TO EAT: Pastries, smørrebrød and skyr.
TO DRINK: Coffee, lemonade, craft beer and wine.
Much of what east London-based graphic-design studio Here Design does is about food. From packaging to branding, the team have worked on projects for the likes of restaurant Palomar and chef Yotam Ottolenghi’s dining spot Nopi. So it seems natural that lunch here should be a big deal.
The company’s ground-floor kitchen is used daily but every Friday it hosts a company-wide banquet cooked by a rotating roster of colleagues. The tradition began in 2006 during the early stages of the agency’s existence, when the three founders worked at partner Caz Hildebrand’s house. But as the business grew and moved to London Fields, a hip and foodie neighbourhood, the habit endured.
Catering for 40 people is no easy feat but doesn’t seem to be a chore. “This is my favourite thing about the job,” says senior project manager Olivia Rawlinson. A budget of £175 (€190) per meal goes a long way. Whether inspired by one of the recipe books the team have designed or a celebration in a staff member’s home country, menus change constantly; there have even been Midsommar and Thanksgiving-themed Fridays.
TO EAT: Tomato, onion and sumac salad; cucumber and lamb’s lettuce salad; baked rice with pomegranate seeds, walnuts, olives, feta and pomegranate molasses; lentil, rocket and fennel salad; burrata and pesto; edamame-and-pea hummus; classic hummus; and bread.
TO DRINK: LA Brewery Kombucha.

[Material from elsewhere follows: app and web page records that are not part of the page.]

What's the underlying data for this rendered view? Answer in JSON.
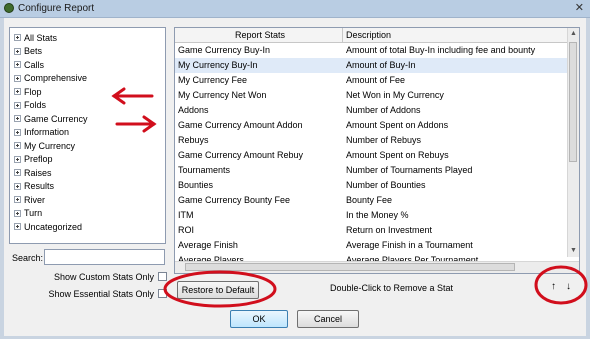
{
  "window": {
    "title": "Configure Report",
    "close_glyph": "✕"
  },
  "tree": {
    "items": [
      "All Stats",
      "Bets",
      "Calls",
      "Comprehensive",
      "Flop",
      "Folds",
      "Game Currency",
      "Information",
      "My Currency",
      "Preflop",
      "Raises",
      "Results",
      "River",
      "Turn",
      "Uncategorized"
    ]
  },
  "search": {
    "label": "Search:",
    "value": ""
  },
  "options": {
    "custom_only": "Show Custom Stats Only",
    "essential_only": "Show Essential Stats Only"
  },
  "table": {
    "headers": {
      "stat": "Report Stats",
      "desc": "Description"
    },
    "rows": [
      {
        "stat": "Game Currency Buy-In",
        "desc": "Amount of total Buy-In including fee and bounty"
      },
      {
        "stat": "My Currency Buy-In",
        "desc": "Amount of Buy-In"
      },
      {
        "stat": "My Currency Fee",
        "desc": "Amount of Fee"
      },
      {
        "stat": "My Currency Net Won",
        "desc": "Net Won in My Currency"
      },
      {
        "stat": "Addons",
        "desc": "Number of Addons"
      },
      {
        "stat": "Game Currency Amount Addon",
        "desc": "Amount Spent on Addons"
      },
      {
        "stat": "Rebuys",
        "desc": "Number of Rebuys"
      },
      {
        "stat": "Game Currency Amount Rebuy",
        "desc": "Amount Spent on Rebuys"
      },
      {
        "stat": "Tournaments",
        "desc": "Number of Tournaments Played"
      },
      {
        "stat": "Bounties",
        "desc": "Number of Bounties"
      },
      {
        "stat": "Game Currency Bounty Fee",
        "desc": "Bounty Fee"
      },
      {
        "stat": "ITM",
        "desc": "In the Money %"
      },
      {
        "stat": "ROI",
        "desc": "Return on Investment"
      },
      {
        "stat": "Average Finish",
        "desc": "Average Finish in a Tournament"
      },
      {
        "stat": "Average Players",
        "desc": "Average Players Per Tournament"
      }
    ],
    "selected_index": 1
  },
  "buttons": {
    "restore": "Restore to Default",
    "ok": "OK",
    "cancel": "Cancel",
    "move_up": "↑",
    "move_down": "↓"
  },
  "hint": "Double-Click to Remove a Stat",
  "annotations": {
    "arrow_glyph": "⟵",
    "arrow_right_glyph": "⟶",
    "color": "#d10e1c"
  },
  "colors": {
    "selected_row": "#dfeaf8",
    "titlebar": "#b9cde3"
  }
}
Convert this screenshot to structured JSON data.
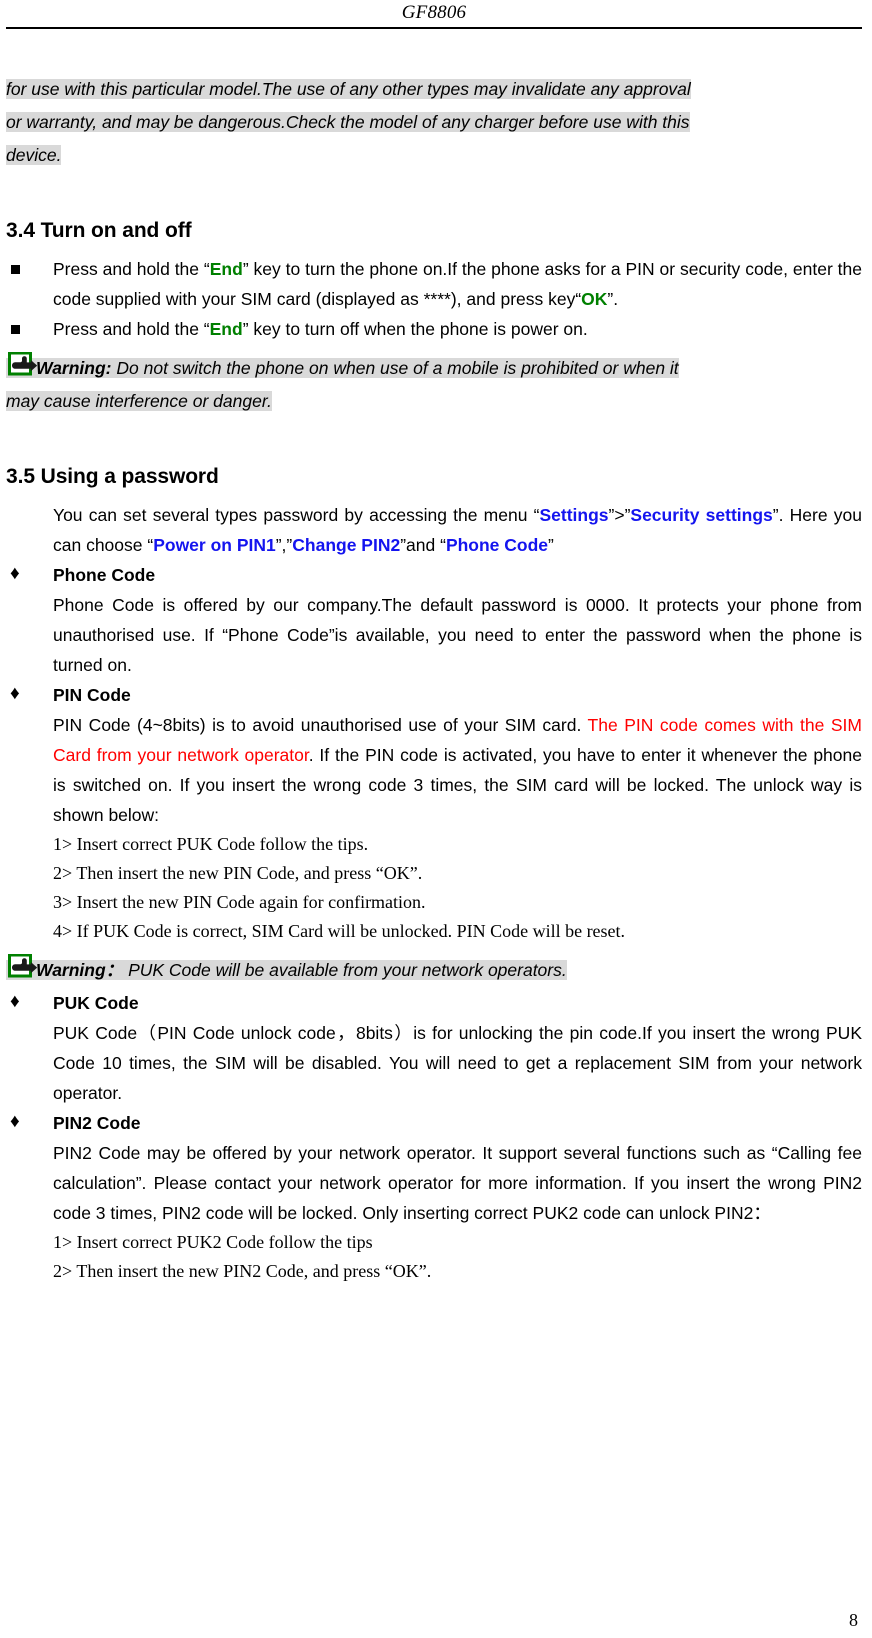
{
  "header": {
    "running_title": "GF8806"
  },
  "intro_highlight": {
    "line1": "for use with this particular model.The use of any other types may invalidate any approval",
    "line2": "or warranty, and may be dangerous.Check the model of any charger before use with this",
    "line3": "device."
  },
  "section_34": {
    "heading": "3.4 Turn on and off",
    "bullets": [
      {
        "pre": "Press and hold the “",
        "key1": "End",
        "mid": "” key to turn the phone on.If the phone asks for a PIN or security code, enter the code supplied with your SIM card (displayed as ****), and press key“",
        "key2": "OK",
        "post": "”."
      },
      {
        "pre": "Press and hold the “",
        "key1": "End",
        "post": "” key to turn off when the phone is power on."
      }
    ],
    "warning": {
      "label": "Warning:",
      "line1": "Do not switch the phone on when use of a mobile is prohibited or when it",
      "line2": "may cause interference or danger."
    }
  },
  "section_35": {
    "heading": "3.5 Using a password",
    "intro": {
      "t1": "You can set several types password by accessing the menu “",
      "menu1": "Settings",
      "t2": "”>”",
      "menu2": "Security settings",
      "t3": "”. Here you can choose “",
      "menu3": "Power on PIN1",
      "t4": "”,”",
      "menu4": "Change PIN2",
      "t5": "”and “",
      "menu5": "Phone Code",
      "t6": "”"
    },
    "items": [
      {
        "title": "Phone Code",
        "body": "Phone Code is offered by our company.The default password is 0000. It protects your phone from unauthorised use. If “Phone Code”is available, you need to enter the password when the phone is turned on."
      },
      {
        "title": "PIN Code",
        "body_pre": "PIN Code (4~8bits) is to avoid unauthorised use of your SIM card. ",
        "body_red": "The PIN code comes with the SIM Card from your network operator",
        "body_post": ". If the PIN code is activated, you have to enter it whenever the phone is switched on. If you insert the wrong code 3 times, the SIM card will be locked. The unlock way is shown below:",
        "steps": [
          "1> Insert correct PUK Code follow the tips.",
          "2> Then insert the new PIN Code, and press “OK”.",
          "3> Insert the new PIN Code again for confirmation.",
          "4> If PUK Code is correct, SIM Card will be unlocked. PIN Code will be reset."
        ],
        "warning": {
          "label": "Warning：",
          "text": "PUK Code will be available from your network operators."
        }
      },
      {
        "title": "PUK Code",
        "body": "PUK Code（PIN Code unlock code，8bits）is for unlocking the pin code.If you insert the wrong PUK Code 10 times, the SIM will be disabled. You will need to get a replacement SIM from your network operator."
      },
      {
        "title": "PIN2 Code",
        "body": "PIN2 Code may be offered by your network operator. It support several functions such as “Calling fee calculation”. Please contact your network operator for more information. If you insert the wrong PIN2 code 3 times, PIN2 code will be locked. Only inserting correct PUK2 code can unlock PIN2：",
        "steps": [
          "1> Insert correct PUK2 Code follow the tips",
          "2> Then insert the new PIN2 Code, and press “OK”."
        ]
      }
    ]
  },
  "footer": {
    "page_number": "8"
  },
  "markers": {
    "diamond": "♦"
  },
  "colors": {
    "highlight": "#d9d9d9",
    "green_key": "#008000",
    "blue_menu": "#1414ef",
    "red_note": "#ff0000"
  }
}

Every Monday the team behind French weekly newspaper Le 1 make a point of gathering around a table to share lunch. Together with retired journalists, correspondents who have returned from the frontline, poets and illustrators, they discuss the themes of upcoming issues to ensure that the coverage is as impartial as possible. “It was hard for us at the beginning but we knew we had to talk to people outside mainstream media, otherwise we’d be heading in the same direction as everyone else,” says artistic director Natalie Thiriez.

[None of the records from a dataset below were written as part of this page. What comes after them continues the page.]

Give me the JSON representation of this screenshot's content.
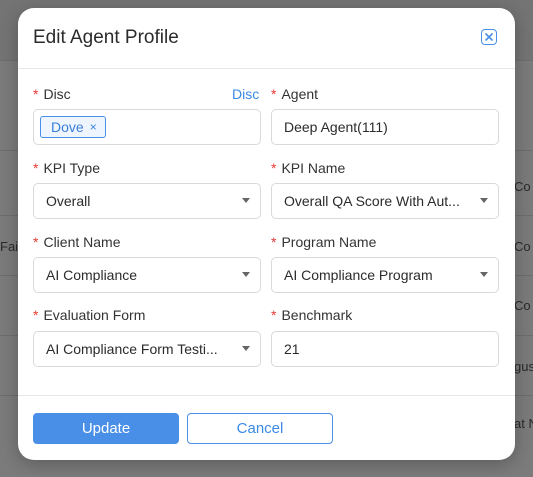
{
  "modal": {
    "title": "Edit Agent Profile",
    "close_icon": "close-square-icon"
  },
  "form": {
    "disc": {
      "label": "Disc",
      "link": "Disc",
      "tags": [
        {
          "label": "Dove",
          "remove": "×"
        }
      ]
    },
    "agent": {
      "label": "Agent",
      "value": "Deep Agent(111)"
    },
    "kpi_type": {
      "label": "KPI Type",
      "value": "Overall"
    },
    "kpi_name": {
      "label": "KPI Name",
      "value": "Overall QA Score With Aut..."
    },
    "client_name": {
      "label": "Client Name",
      "value": "AI Compliance"
    },
    "program_name": {
      "label": "Program Name",
      "value": "AI Compliance Program"
    },
    "evaluation_form": {
      "label": "Evaluation Form",
      "value": "AI Compliance Form Testi..."
    },
    "benchmark": {
      "label": "Benchmark",
      "value": "21"
    },
    "required_marker": "*"
  },
  "footer": {
    "update_label": "Update",
    "cancel_label": "Cancel"
  },
  "background": {
    "row_fragments": [
      "Co",
      "Fai",
      "Co",
      "Co",
      "gus",
      "at N"
    ]
  },
  "colors": {
    "accent": "#4a8fe7",
    "required": "#e53935",
    "overlay": "#7a7a7a"
  }
}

The grand feel of this Parisian flat in Pigalle might evoke images of bourgeois liquid lunches but don’t be fooled: the days of knocking back wine on a deadline – and in between – are long gone. That said, Thiriez does have fond memories of the staff canteen at Paris Match. “We prefer something healthier now – and we drink water.”
TO EAT: Korean salad bowl with a choice of salmon, chicken or tofu.

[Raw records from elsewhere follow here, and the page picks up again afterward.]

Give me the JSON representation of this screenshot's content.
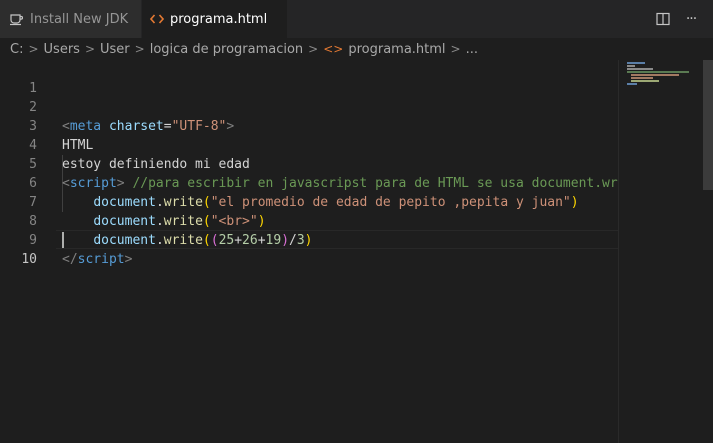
{
  "tabs": [
    {
      "label": "Install New JDK",
      "icon": "preview-icon",
      "active": false
    },
    {
      "label": "programa.html",
      "icon": "html-file-icon",
      "active": true,
      "modified": true
    }
  ],
  "tab_actions": [
    {
      "name": "split-editor-icon"
    },
    {
      "name": "more-actions-icon",
      "glyph": "···"
    }
  ],
  "breadcrumb": [
    "C:",
    "Users",
    "User",
    "logica de programacion",
    "programa.html",
    "..."
  ],
  "editor": {
    "line_numbers": [
      "1",
      "2",
      "3",
      "4",
      "5",
      "6",
      "7",
      "8",
      "9",
      "10"
    ],
    "lines": {
      "l2": {
        "open": "<",
        "tag": "meta",
        "attr": "charset",
        "eq": "=",
        "val": "\"UTF-8\"",
        "close": ">"
      },
      "l3": {
        "text": "HTML"
      },
      "l4": {
        "text": "estoy definiendo mi edad"
      },
      "l5": {
        "open": "<",
        "tag": "script",
        "close": ">",
        "comment": "//para escribir en javascripst para de HTML se usa document.write"
      },
      "l6": {
        "obj": "document",
        "dot": ".",
        "fn": "write",
        "p1": "(",
        "str": "\"el promedio de edad de pepito ,pepita y juan\"",
        "p2": ")"
      },
      "l7": {
        "obj": "document",
        "dot": ".",
        "fn": "write",
        "p1": "(",
        "str": "\"<br>\"",
        "p2": ")"
      },
      "l8": {
        "obj": "document",
        "dot": ".",
        "fn": "write",
        "p1": "(",
        "p2": "(",
        "n1": "25",
        "op1": "+",
        "n2": "26",
        "op2": "+",
        "n3": "19",
        "p3": ")",
        "op3": "/",
        "n4": "3",
        "p4": ")"
      },
      "l9": {
        "open": "</",
        "tag": "script",
        "close": ">"
      }
    }
  },
  "colors": {
    "tag": "#569cd6",
    "attribute": "#9cdcfe",
    "string": "#ce9178",
    "comment": "#6a9955",
    "function": "#dcdcaa",
    "number": "#b5cea8",
    "background": "#1e1e1e",
    "tab_bar": "#252526"
  }
}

For dessert: fruit salad and matcha cheesecake.
In 2010, Warby Parker shattered the eyewear industry. The company, which began by selling affordable glasses online, was among the pioneers of the then fledgling direct-to-consumer retail model. Today it has more than 90 shops and, earlier this year, the company was said to be valued at $1.7bn (€1.5bn).
Despite the firm’s growth – it now employs more than 2,000 people – eating together remains a part of life at its Manhattan headquarters. Every Tuesday the company has a meal catered for its staff. Larger headquarters often have their own canteens but they can come at a cost, preventing investment in businesses on the doorstep. But Warby Parker partners with nearby restaurants to devise its menus. When we visit, the food comes courtesy of Inday, Basu Ratnam’s Indian restaurant. Judging by the calm, convivial atmosphere, it has the recipe for staff satisfaction.
TO EAT: Charred chicken curry; chicken-and-turkey meatballs; miso salmon; falafel; cauliflower rice; basmati rice; quinoa; sweet potatoes; yoga lentils; salad with lemon, turmeric and vinaigrette; and corn salsa.